I went to Achham in December 2010 when I saw many positive as well as negative changes in the villages, especially in terms of people’s food and nutrition habits. In Chanidka village, among the children I saw was a 3-year girl. She was malnourished. "Your child seems very small for her age, what does she eat?" I asked her mother. She was breastfeeding the baby.
“Yes she is small and she does not eat anything except noodles and biscuits,” the mother answered. I asked her if she had lentils or flour at her house. She said she did. Does she have cows and milk? Yes, she does. Does she grow vegetables? Yes.
"So, what is the problem, why don't you give your child rice and dal, vegetables and milk?" I asked. The mother told me, “But why? Chow-chow is a good food and it has a lot of nutrition. Why give the child other food?”
We had failed to disseminate proper information about what is nutrition. The result was many mothers like this one in Acham saw nutrients in noodles.
The knowledge, passed down from generation to generation about local lentil, soybean, millet, and buckwheat, seems to have been erased in a few decades through relentless misinformation through advertising.
“I wonder why our pediatricians do not do something about wrong advertisements on the junk foods showing them as good for children,” Dr. Neelam Adhikari , a renowned child specialist told me. “I see many children with malnutrition as well as obese children consume those foodstuffs. In my clinic, every day, at least four children with malnutrition are brought by their parents who do not understand that those foods are very harmful. I try to explain the dangers to them but we don’t have enough time to convince them.”
The food industry, TV ads and silent health workers and policy makers have contributed to the promotion of the idea that expensive, processed, foods in colorful foil packs, are healthier than easily available home foods. Even in rural areas, where we may not have simple pain killers or similar medicines, those colorful ads and junk foods are easily available. Children become malnourished after consuming them. They fall ill and then parents demand expensive bottled vitamins and tonics for their children from health workers in the villages as well as in urban areas.
"There is absolutely no evidence that supplemental vitamins are good for growing children," says Ramesh Kant Adhikari. He has been advocating for the home made foods for the children for a long time and feels that health workers are also to blame as instead of taking the time to explain parents, they prescribe some food supplements and expensive vitamins, even when the child doesn't need them. Health workers find it tedious to explain to parents that all they need is enough carbohydrate, vitamins, and proteins-all available in the traditional Nepali diet.

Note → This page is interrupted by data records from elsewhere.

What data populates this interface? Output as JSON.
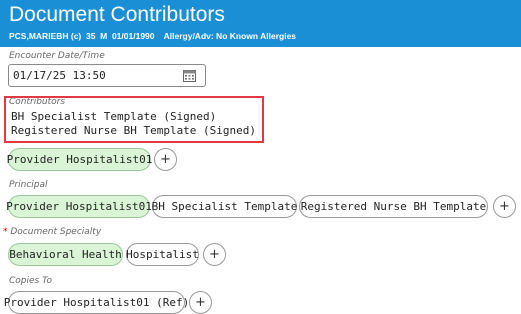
{
  "header": {
    "title": "Document Contributors",
    "patient_info": "PCS,MARIEBH (c)  35  M  01/01/1990    Allergy/Adv: No Known Allergies"
  },
  "encounter": {
    "label": "Encounter Date/Time",
    "value": "01/17/25 13:50"
  },
  "contributors": {
    "label": "Contributors",
    "items": [
      "BH Specialist Template (Signed)",
      "Registered Nurse BH Template (Signed)"
    ]
  },
  "authors": {
    "chips": [
      "Provider Hospitalist01"
    ],
    "add_label": "+"
  },
  "principal": {
    "label": "Principal",
    "chips": [
      "Provider Hospitalist01",
      "BH Specialist Template",
      "Registered Nurse BH Template"
    ],
    "add_label": "+"
  },
  "document_specialty": {
    "required_mark": "*",
    "label": "Document Specialty",
    "chips": [
      "Behavioral Health",
      "Hospitalist"
    ],
    "add_label": "+"
  },
  "copies_to": {
    "label": "Copies To",
    "chips": [
      "Provider Hospitalist01 (Ref)"
    ],
    "add_label": "+"
  },
  "colors": {
    "header_bg": "#1a8fd6",
    "chip_selected_bg": "#daf5d6",
    "highlight_border": "#e0393e"
  },
  "icons": {
    "calendar": "calendar-icon"
  }
}
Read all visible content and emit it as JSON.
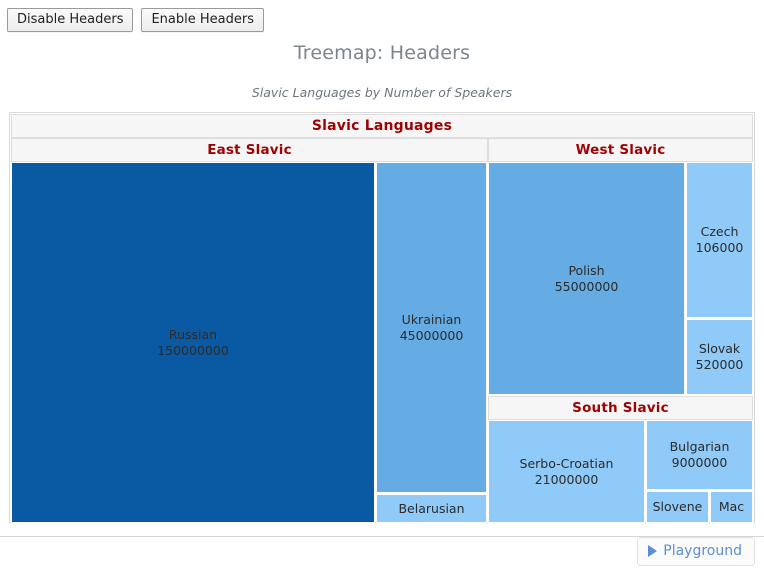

Dr. Adhikari is one of the authors of Child Nutrition and Health, a book full of recipes made from local Nepali food items rich in vitamins, minerals and proteins like surbottam pitho, jaulo, millet porridges, roti, rice, and dal. But this information has not been disseminated to the villages.
All that the government does from time to time is to distribute some food packets to combat malnutrition. But with the food packets, there is no information about how one can prepare nutritious food from what is available at home. Our TV program do not talk about this, our radio programs are busy with songs and entertainment. Someone wants to talk about these issues on the radio, there is no time slot for that.
Children are easily influenced by TV commercials. Be they in Kathmandu or Achham, they demand what is shown on TV. Parents have to oblige when their kids blackmail them with tears.
I remember, ten years ago, my daughter used to take chapatti and potato as lunch for school. But one day she came back with tears in her eyes and told me “from tomorrow, I am not going to take those chapatti and potato. My friends teased me saying that the food was dirty. They bring chou chou and cheese balls for lunch?”
It took a long time to make my daughter understand that it was her friends who were eating junk food, that eating wholesome home food was nothing to feel ashamed of. It took a lot of effort and time for me to show her various pictures of children who consumed junk foods and got ill.
Of course, it is not an easy task to make children understand why junk food is bad for them. But should we not give our children a healthy life? After all, the packed foods are known to have links with heart problem, diabetics, and cancer. Parents need to choose.